# WHAT IS REQUIRED
Read the data below. Every line holding the string "JSON" must be copied.

■ ■ ■ ■ ■ ■ ■

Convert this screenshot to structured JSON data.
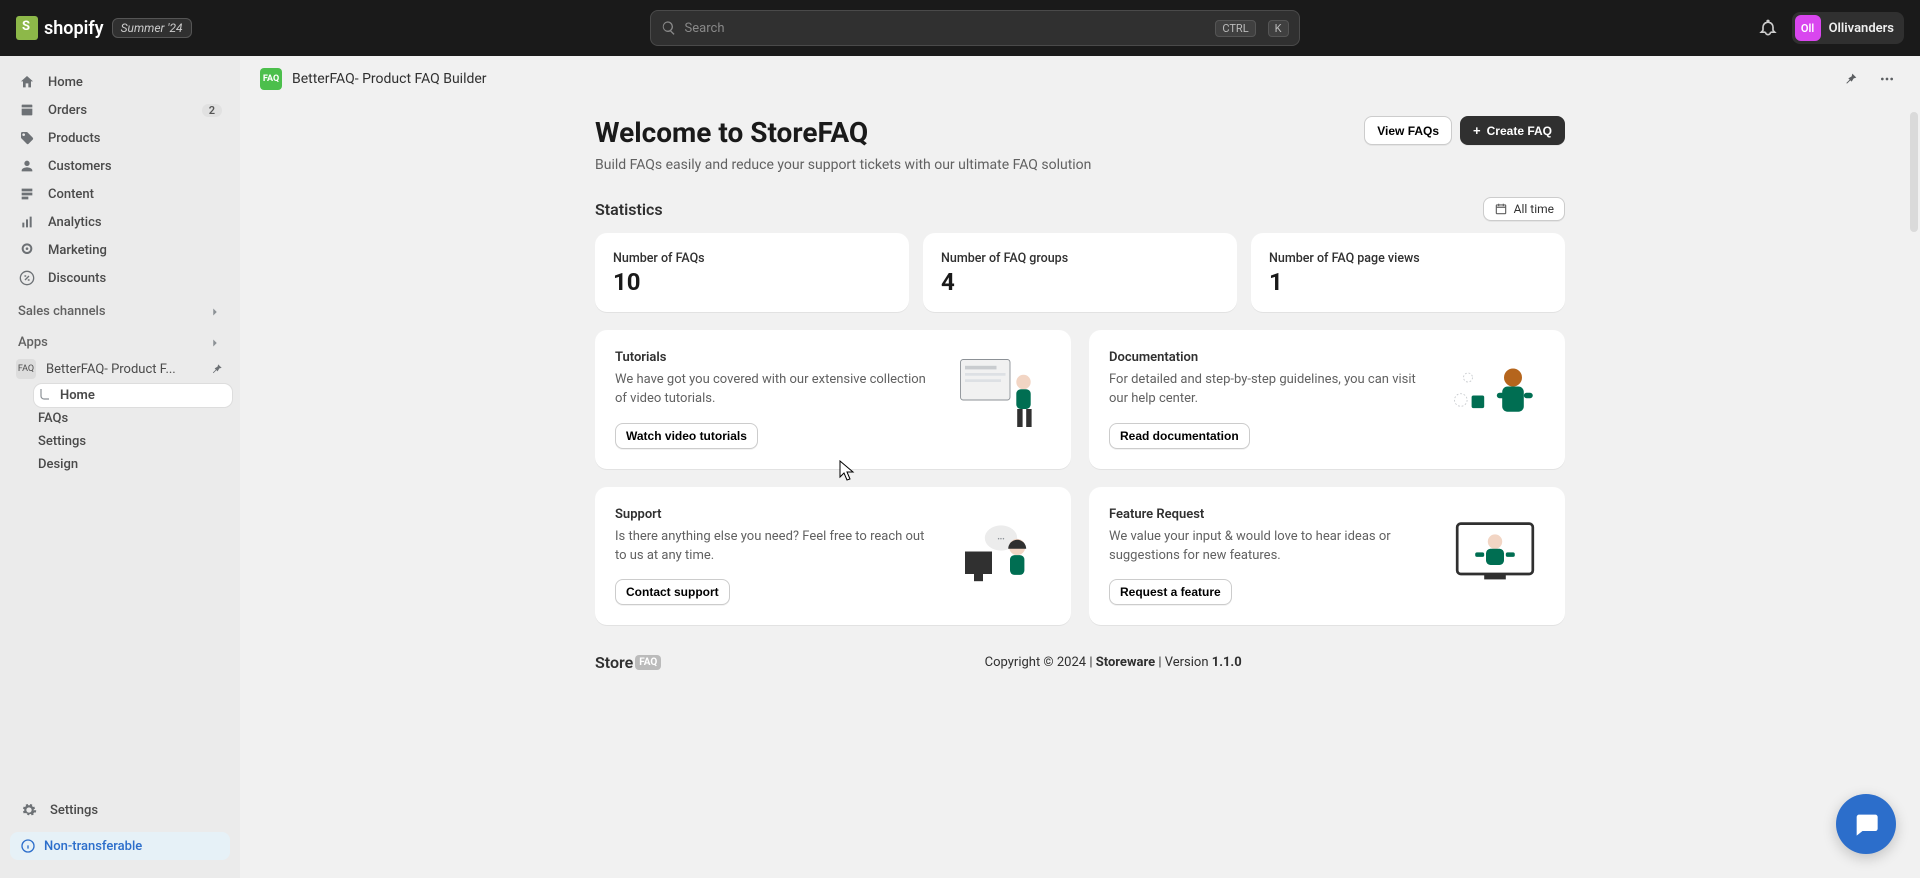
{
  "top": {
    "brand": "shopify",
    "summer_tag": "Summer '24",
    "search_placeholder": "Search",
    "shortcut_ctrl": "CTRL",
    "shortcut_k": "K",
    "avatar_initials": "Oll",
    "store_name": "Ollivanders"
  },
  "sidebar": {
    "home": "Home",
    "orders": "Orders",
    "orders_badge": "2",
    "products": "Products",
    "customers": "Customers",
    "content": "Content",
    "analytics": "Analytics",
    "marketing": "Marketing",
    "discounts": "Discounts",
    "sales_channels": "Sales channels",
    "apps": "Apps",
    "app_item": "BetterFAQ- Product F...",
    "app_sub_home": "Home",
    "app_sub_faqs": "FAQs",
    "app_sub_settings": "Settings",
    "app_sub_design": "Design",
    "settings": "Settings",
    "non_transferable": "Non-transferable"
  },
  "app_header": {
    "name": "BetterFAQ- Product FAQ Builder"
  },
  "welcome": {
    "title": "Welcome to StoreFAQ",
    "subtitle": "Build FAQs easily and reduce your support tickets with our ultimate FAQ solution",
    "view_btn": "View FAQs",
    "create_btn": "Create FAQ"
  },
  "stats_header": {
    "title": "Statistics",
    "filter": "All time"
  },
  "stats": [
    {
      "label": "Number of FAQs",
      "value": "10"
    },
    {
      "label": "Number of FAQ groups",
      "value": "4"
    },
    {
      "label": "Number of FAQ page views",
      "value": "1"
    }
  ],
  "cards": {
    "tutorials": {
      "title": "Tutorials",
      "body": "We have got you covered with our extensive collection of video tutorials.",
      "cta": "Watch video tutorials"
    },
    "docs": {
      "title": "Documentation",
      "body": "For detailed and step-by-step guidelines, you can visit our help center.",
      "cta": "Read documentation"
    },
    "support": {
      "title": "Support",
      "body": "Is there anything else you need? Feel free to reach out to us at any time.",
      "cta": "Contact support"
    },
    "feature": {
      "title": "Feature Request",
      "body": "We value your input & would love to hear ideas or suggestions for new features.",
      "cta": "Request a feature"
    }
  },
  "footer": {
    "brand_left": "Store",
    "brand_right": "FAQ",
    "copyright_prefix": "Copyright © 2024 | ",
    "company": "Storeware",
    "version_prefix": " | Version ",
    "version": "1.1.0"
  }
}
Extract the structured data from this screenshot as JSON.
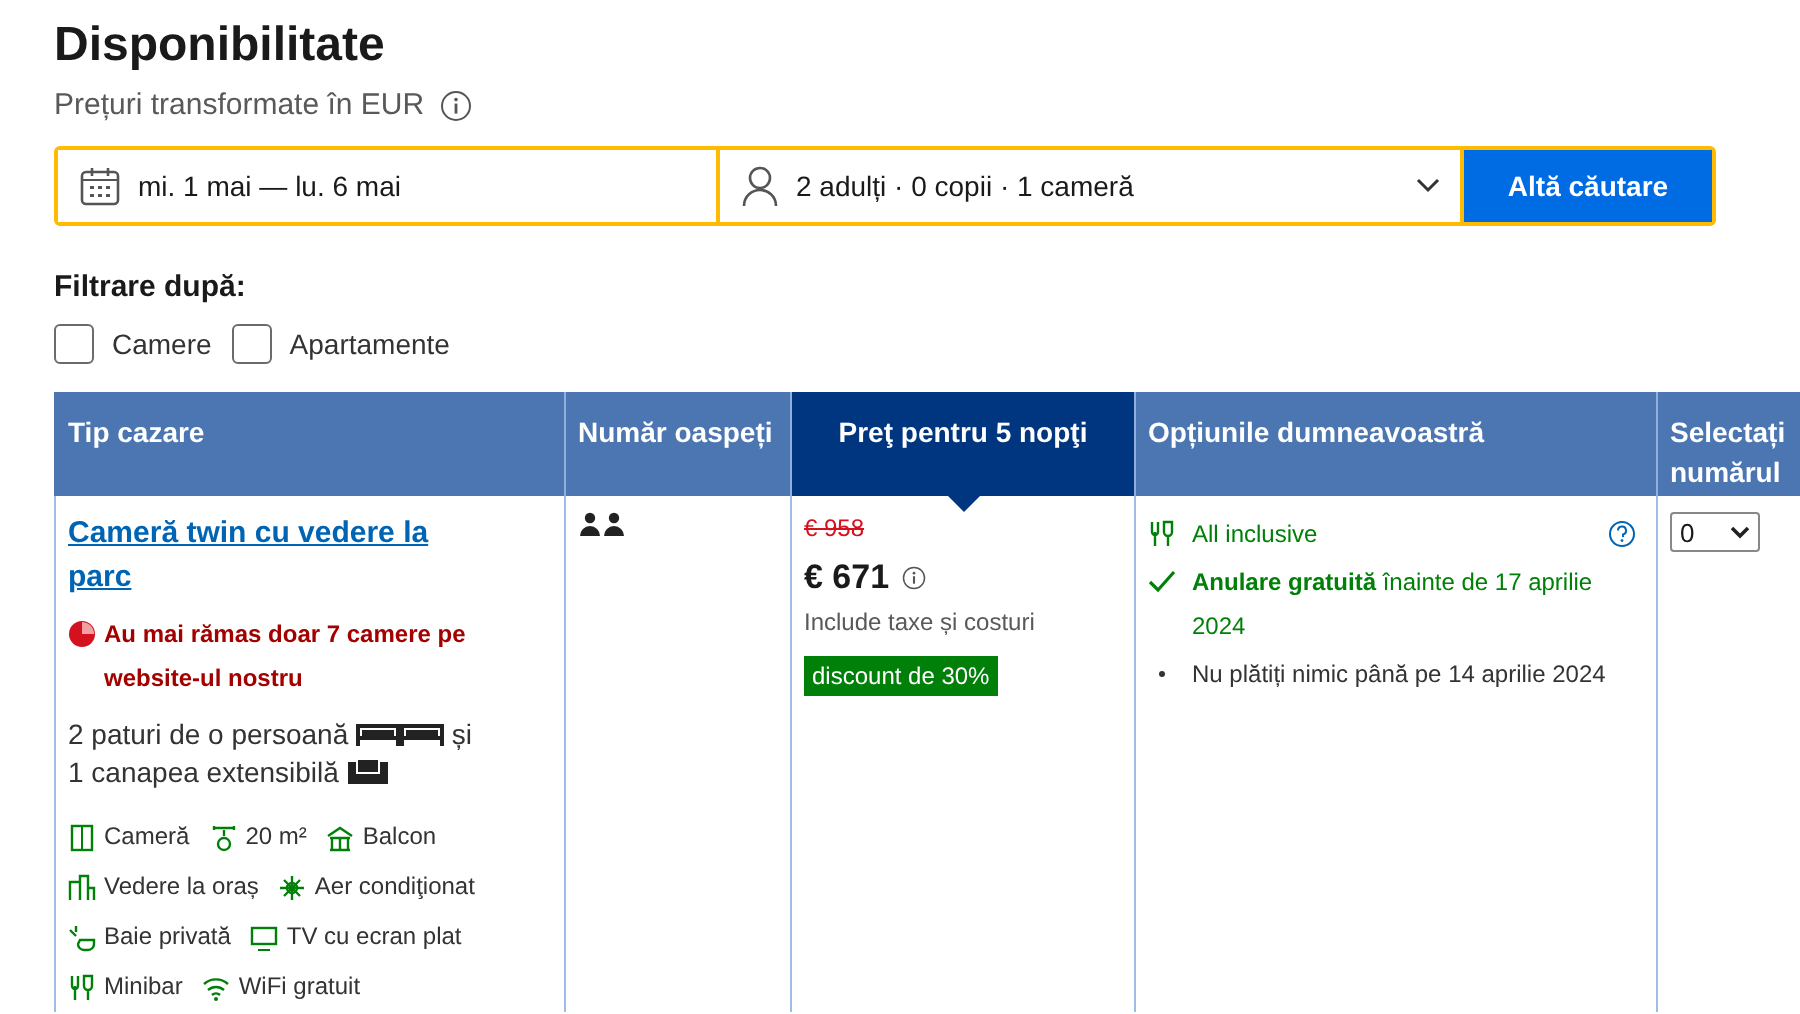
{
  "header": {
    "title": "Disponibilitate",
    "subtitle": "Prețuri transformate în EUR"
  },
  "search": {
    "dates": "mi. 1 mai — lu. 6 mai",
    "guests": "2 adulți · 0 copii · 1 cameră",
    "button": "Altă căutare"
  },
  "filters": {
    "title": "Filtrare după:",
    "options": [
      {
        "label": "Camere",
        "checked": false
      },
      {
        "label": "Apartamente",
        "checked": false
      }
    ]
  },
  "table": {
    "columns": [
      {
        "label": "Tip cazare",
        "selected": false
      },
      {
        "label": "Număr oaspeți",
        "selected": false
      },
      {
        "label": "Preţ pentru 5 nopţi",
        "selected": true
      },
      {
        "label": "Opțiunile dumneavoastră",
        "selected": false
      },
      {
        "label": "Selectați numărul",
        "selected": false
      }
    ],
    "row": {
      "room_name": "Cameră twin cu vedere la parc",
      "scarcity": "Au mai rămas doar 7 camere pe website-ul nostru",
      "beds": "2 paturi de o persoană",
      "beds_and": "și",
      "sofa": "1 canapea extensibilă",
      "facilities": [
        {
          "kind": "room",
          "label": "Cameră"
        },
        {
          "kind": "area",
          "label": "20 m²"
        },
        {
          "kind": "balcony",
          "label": "Balcon"
        },
        {
          "kind": "city",
          "label": "Vedere la oraș"
        },
        {
          "kind": "ac",
          "label": "Aer condiţionat"
        },
        {
          "kind": "bath",
          "label": "Baie privată"
        },
        {
          "kind": "tv",
          "label": "TV cu ecran plat"
        },
        {
          "kind": "minibar",
          "label": "Minibar"
        },
        {
          "kind": "wifi",
          "label": "WiFi gratuit"
        }
      ],
      "old_price": "€ 958",
      "price": "€ 671",
      "price_note": "Include taxe și costuri",
      "discount": "discount de 30%",
      "options": [
        {
          "kind": "meal",
          "text": "All inclusive"
        },
        {
          "kind": "check",
          "text": "**Anulare gratuită** înainte de 17 aprilie 2024"
        },
        {
          "kind": "bullet",
          "text": "Nu plătiți nimic până pe 14 aprilie 2024"
        }
      ],
      "quantity": "0"
    }
  }
}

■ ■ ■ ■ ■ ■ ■

# SOLUTION TO THIS TASK
Convert this screenshot to structured JSON data.
Extract the structured data from this screenshot as JSON.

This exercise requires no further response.